    Download  
     
    Export citation  
     
    Bookmark  
  • Speciesism as a Moral Heuristic.Stijn Bruers - 2013 - Philosophia 41 (2):489-501.
    In the last decade, the study of moral heuristics has gained in importance. I argue that we can consider speciesism as a moral heuristic: an intuitive rule of thumb that substitutes a target attribute (that is difficult to detect, e.g. “having rationality”) for a heuristic attribute (that is easier to detect, e.g. “looking like a human being”). This speciesism heuristic misfires when applied to some atypical humans such as the mentally disabled, giving them rights although they lack rationality. But I (...)
    Download  
     
    Export citation  
     
    Bookmark   2 citations  
  • Minimally Conscious State, Human Dignity, and the Significance of Species: A Reply to Kaczor.Jukka Varelius - 2011 - Neuroethics (Browse Results) 6 (1):85-95.

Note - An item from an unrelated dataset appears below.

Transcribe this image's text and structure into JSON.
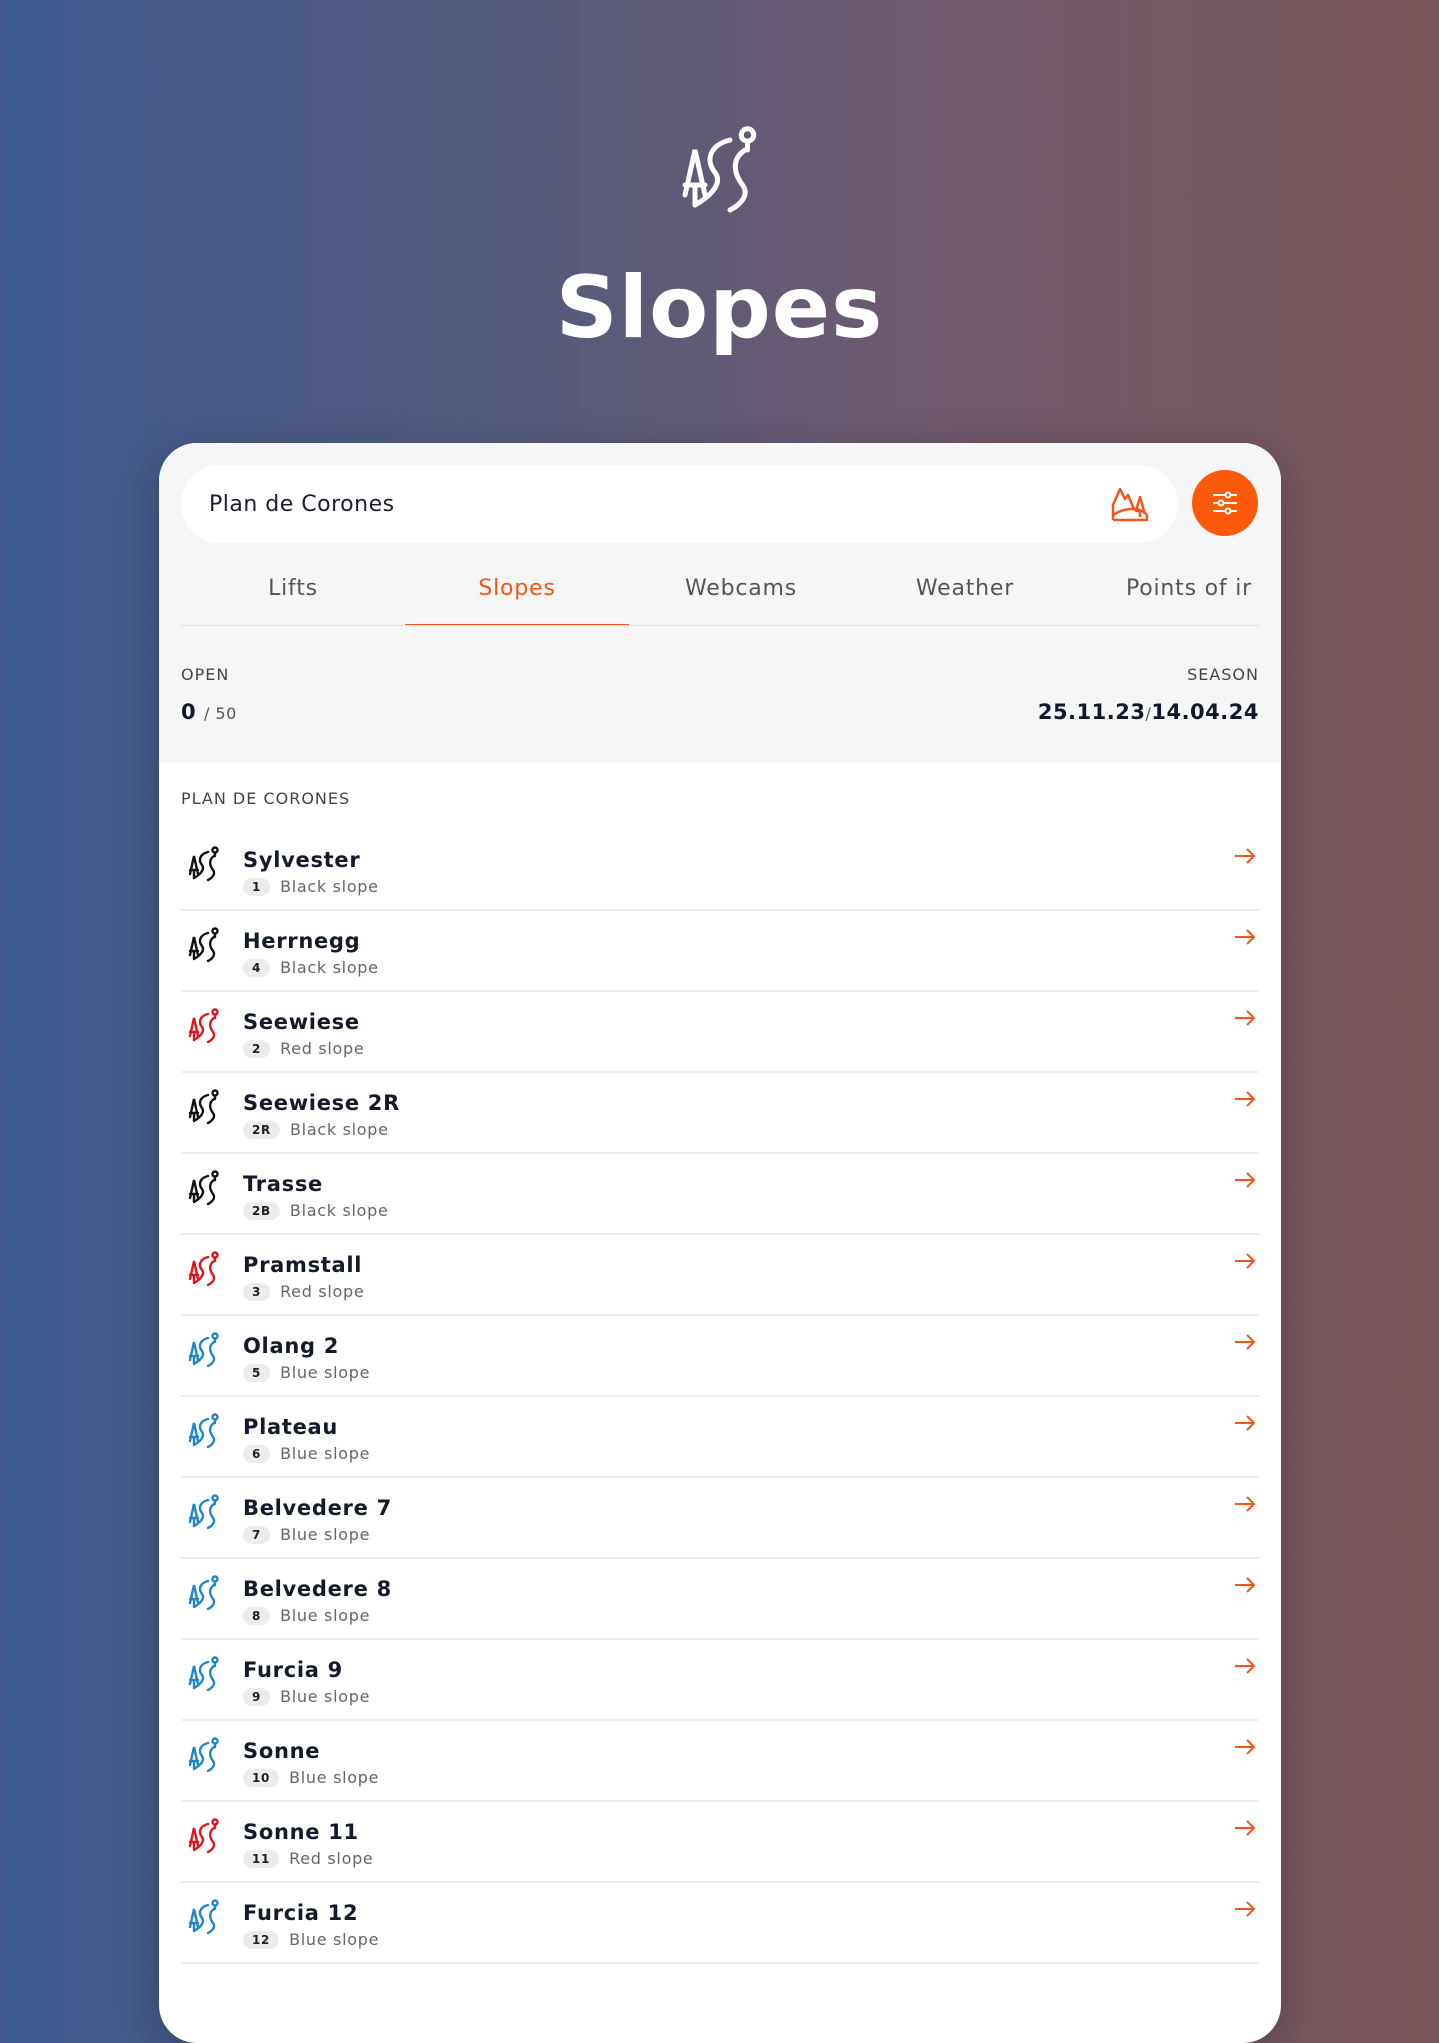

    Abstract In a recent issue of Neuroethics , I considered whether the notion of human dignity could help us in solving the moral problems the advent of the diagnostic category of minimally conscious state (MCS) has brought forth. I argued that there is no adequate account of what justifies bestowing all MCS patients with the special worth referred to as human dignity. Therefore, I concluded, unless that difficulty can be solved we should resort to other values than human dignity in (...)
    Download  
     
    Export citation  
     
    Bookmark  
  • The Genetic Account of Moral Status: A Defense.S. Matthew Liao - 2012 - Journal of Moral Philosophy 9 (2):265-277.
    Christopher Grau argues that the genetic basis for moral agency account of rightholding is problematic because it fails to grant all human beings the moral status of rightholding; it grants the status of rightholding to entities that do not intuitively deserve such status; and it assumes that the genetic basis for moral agency has intrinsic/final value, but the genetic basis for moral agency only has instrumental value. Grau also argues that those who are inclined to hold that all human beings (...)
    Download  
     
    Export citation  
     
    Bookmark